### Activity:
Your job is to copy every record exactly.
----- Data under study -----
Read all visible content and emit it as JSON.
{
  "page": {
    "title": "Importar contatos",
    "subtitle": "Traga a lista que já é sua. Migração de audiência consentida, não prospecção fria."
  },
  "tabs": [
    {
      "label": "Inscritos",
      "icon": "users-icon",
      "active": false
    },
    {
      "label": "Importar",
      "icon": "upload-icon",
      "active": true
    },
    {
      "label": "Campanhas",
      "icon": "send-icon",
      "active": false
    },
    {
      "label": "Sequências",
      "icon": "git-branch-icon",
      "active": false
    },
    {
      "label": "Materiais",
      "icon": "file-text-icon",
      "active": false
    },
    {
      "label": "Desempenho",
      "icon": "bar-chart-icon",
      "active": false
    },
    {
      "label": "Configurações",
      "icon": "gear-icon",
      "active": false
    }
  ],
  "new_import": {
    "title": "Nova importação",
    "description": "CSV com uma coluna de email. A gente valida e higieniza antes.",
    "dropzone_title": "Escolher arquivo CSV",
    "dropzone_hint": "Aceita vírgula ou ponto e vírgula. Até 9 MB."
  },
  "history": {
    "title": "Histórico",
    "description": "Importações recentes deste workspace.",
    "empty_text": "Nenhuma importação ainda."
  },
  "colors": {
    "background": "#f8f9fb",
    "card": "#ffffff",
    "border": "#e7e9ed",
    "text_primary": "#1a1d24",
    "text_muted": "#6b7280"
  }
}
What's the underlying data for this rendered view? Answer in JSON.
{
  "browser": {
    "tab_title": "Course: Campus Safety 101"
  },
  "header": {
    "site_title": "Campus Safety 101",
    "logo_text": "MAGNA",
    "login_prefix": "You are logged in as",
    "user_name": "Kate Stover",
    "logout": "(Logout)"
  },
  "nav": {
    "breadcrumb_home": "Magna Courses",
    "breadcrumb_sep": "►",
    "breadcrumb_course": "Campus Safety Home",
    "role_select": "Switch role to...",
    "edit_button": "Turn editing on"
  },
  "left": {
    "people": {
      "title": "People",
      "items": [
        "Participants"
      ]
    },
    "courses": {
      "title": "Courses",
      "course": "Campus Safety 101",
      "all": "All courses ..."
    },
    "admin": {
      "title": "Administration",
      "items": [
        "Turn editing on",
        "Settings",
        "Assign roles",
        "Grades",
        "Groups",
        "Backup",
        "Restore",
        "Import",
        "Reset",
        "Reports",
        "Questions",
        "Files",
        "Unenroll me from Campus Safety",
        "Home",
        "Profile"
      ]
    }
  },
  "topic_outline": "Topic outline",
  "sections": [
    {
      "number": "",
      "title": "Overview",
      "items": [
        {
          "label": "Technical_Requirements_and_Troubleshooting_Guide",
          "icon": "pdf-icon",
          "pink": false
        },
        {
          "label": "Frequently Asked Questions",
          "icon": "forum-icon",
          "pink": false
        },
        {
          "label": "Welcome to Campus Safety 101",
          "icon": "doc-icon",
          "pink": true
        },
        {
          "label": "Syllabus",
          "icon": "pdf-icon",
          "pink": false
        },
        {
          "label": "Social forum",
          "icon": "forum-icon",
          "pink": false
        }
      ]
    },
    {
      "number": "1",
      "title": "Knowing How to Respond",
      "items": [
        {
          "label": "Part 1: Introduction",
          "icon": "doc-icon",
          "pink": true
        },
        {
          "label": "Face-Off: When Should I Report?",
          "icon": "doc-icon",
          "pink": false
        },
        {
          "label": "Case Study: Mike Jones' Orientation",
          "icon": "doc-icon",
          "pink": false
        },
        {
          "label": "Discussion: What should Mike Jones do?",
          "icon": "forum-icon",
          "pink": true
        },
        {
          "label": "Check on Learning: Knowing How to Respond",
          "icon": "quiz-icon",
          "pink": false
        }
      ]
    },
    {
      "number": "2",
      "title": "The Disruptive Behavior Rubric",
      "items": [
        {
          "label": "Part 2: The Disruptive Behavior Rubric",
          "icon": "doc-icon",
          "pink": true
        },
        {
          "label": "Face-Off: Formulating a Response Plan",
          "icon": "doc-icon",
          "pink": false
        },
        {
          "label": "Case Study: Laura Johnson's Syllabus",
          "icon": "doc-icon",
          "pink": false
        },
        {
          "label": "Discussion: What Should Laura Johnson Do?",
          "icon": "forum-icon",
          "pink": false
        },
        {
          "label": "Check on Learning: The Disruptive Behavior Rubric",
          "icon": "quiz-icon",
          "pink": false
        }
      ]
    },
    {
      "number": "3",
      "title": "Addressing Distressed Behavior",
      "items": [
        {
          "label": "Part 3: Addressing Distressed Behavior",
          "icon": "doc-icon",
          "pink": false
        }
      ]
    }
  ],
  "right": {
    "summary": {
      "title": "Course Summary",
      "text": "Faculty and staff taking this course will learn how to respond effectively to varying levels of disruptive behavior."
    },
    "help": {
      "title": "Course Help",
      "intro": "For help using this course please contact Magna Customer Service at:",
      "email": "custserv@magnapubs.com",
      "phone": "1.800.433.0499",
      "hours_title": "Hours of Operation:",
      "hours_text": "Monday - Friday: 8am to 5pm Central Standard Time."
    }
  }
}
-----
### Answer space:
Read all visible content and emit it as JSON.
{
  "page": {
    "title": "Importar contatos",
    "subtitle": "Traga a lista que já é sua. Migração de audiência consentida, não prospecção fria."
  },
  "tabs": [
    {
      "label": "Inscritos",
      "icon": "users-icon",
      "active": false
    },
    {
      "label": "Importar",
      "icon": "upload-icon",
      "active": true
    },
    {
      "label": "Campanhas",
      "icon": "send-icon",
      "active": false
    },
    {
      "label": "Sequências",
      "icon": "git-branch-icon",
      "active": false
    },
    {
      "label": "Materiais",
      "icon": "file-text-icon",
      "active": false
    },
    {
      "label": "Desempenho",
      "icon": "bar-chart-icon",
      "active": false
    },
    {
      "label": "Configurações",
      "icon": "gear-icon",
      "active": false
    }
  ],
  "new_import": {
    "title": "Nova importação",
    "description": "CSV com uma coluna de email. A gente valida e higieniza antes.",
    "dropzone_title": "Escolher arquivo CSV",
    "dropzone_hint": "Aceita vírgula ou ponto e vírgula. Até 9 MB."
  },
  "history": {
    "title": "Histórico",
    "description": "Importações recentes deste workspace.",
    "empty_text": "Nenhuma importação ainda."
  },
  "colors": {
    "background": "#f8f9fb",
    "card": "#ffffff",
    "border": "#e7e9ed",
    "text_primary": "#1a1d24",
    "text_muted": "#6b7280"
  }
}
What's the underlying data for this rendered view? Answer in JSON.
{
  "browser": {
    "tab_title": "Course: Campus Safety 101"
  },
  "header": {
    "site_title": "Campus Safety 101",
    "logo_text": "MAGNA",
    "login_prefix": "You are logged in as",
    "user_name": "Kate Stover",
    "logout": "(Logout)"
  },
  "nav": {
    "breadcrumb_home": "Magna Courses",
    "breadcrumb_sep": "►",
    "breadcrumb_course": "Campus Safety Home",
    "role_select": "Switch role to...",
    "edit_button": "Turn editing on"
  },
  "left": {
    "people": {
      "title": "People",
      "items": [
        "Participants"
      ]
    },
    "courses": {
      "title": "Courses",
      "course": "Campus Safety 101",
      "all": "All courses ..."
    },
    "admin": {
      "title": "Administration",
      "items": [
        "Turn editing on",
        "Settings",
        "Assign roles",
        "Grades",
        "Groups",
        "Backup",
        "Restore",
        "Import",
        "Reset",
        "Reports",
        "Questions",
        "Files",
        "Unenroll me from Campus Safety",
        "Home",
        "Profile"
      ]
    }
  },
  "topic_outline": "Topic outline",
  "sections": [
    {
      "number": "",
      "title": "Overview",
      "items": [
        {
          "label": "Technical_Requirements_and_Troubleshooting_Guide",
          "icon": "pdf-icon",
          "pink": false
        },
        {
          "label": "Frequently Asked Questions",
          "icon": "forum-icon",
          "pink": false
        },
        {
          "label": "Welcome to Campus Safety 101",
          "icon": "doc-icon",
          "pink": true
        },
        {
          "label": "Syllabus",
          "icon": "pdf-icon",
          "pink": false
        },
        {
          "label": "Social forum",
          "icon": "forum-icon",
          "pink": false
        }
      ]
    },
    {
      "number": "1",
      "title": "Knowing How to Respond",
      "items": [
        {
          "label": "Part 1: Introduction",
          "icon": "doc-icon",
          "pink": true
        },
        {
          "label": "Face-Off: When Should I Report?",
          "icon": "doc-icon",
          "pink": false
        },
        {
          "label": "Case Study: Mike Jones' Orientation",
          "icon": "doc-icon",
          "pink": false
        },
        {
          "label": "Discussion: What should Mike Jones do?",
          "icon": "forum-icon",
          "pink": true
        },
        {
          "label": "Check on Learning: Knowing How to Respond",
          "icon": "quiz-icon",
          "pink": false
        }
      ]
    },
    {
      "number": "2",
      "title": "The Disruptive Behavior Rubric",
      "items": [
        {
          "label": "Part 2: The Disruptive Behavior Rubric",
          "icon": "doc-icon",
          "pink": true
        },
        {
          "label": "Face-Off: Formulating a Response Plan",
          "icon": "doc-icon",
          "pink": false
        },
        {
          "label": "Case Study: Laura Johnson's Syllabus",
          "icon": "doc-icon",
          "pink": false
        },
        {
          "label": "Discussion: What Should Laura Johnson Do?",
          "icon": "forum-icon",
          "pink": false
        },
        {
          "label": "Check on Learning: The Disruptive Behavior Rubric",
          "icon": "quiz-icon",
          "pink": false
        }
      ]
    },
    {
      "number": "3",
      "title": "Addressing Distressed Behavior",
      "items": [
        {
          "label": "Part 3: Addressing Distressed Behavior",
          "icon": "doc-icon",
          "pink": false
        }
      ]
    }
  ],
  "right": {
    "summary": {
      "title": "Course Summary",
      "text": "Faculty and staff taking this course will learn how to respond effectively to varying levels of disruptive behavior."
    },
    "help": {
      "title": "Course Help",
      "intro": "For help using this course please contact Magna Customer Service at:",
      "email": "custserv@magnapubs.com",
      "phone": "1.800.433.0499",
      "hours_title": "Hours of Operation:",
      "hours_text": "Monday - Friday: 8am to 5pm Central Standard Time."
    }
  }
}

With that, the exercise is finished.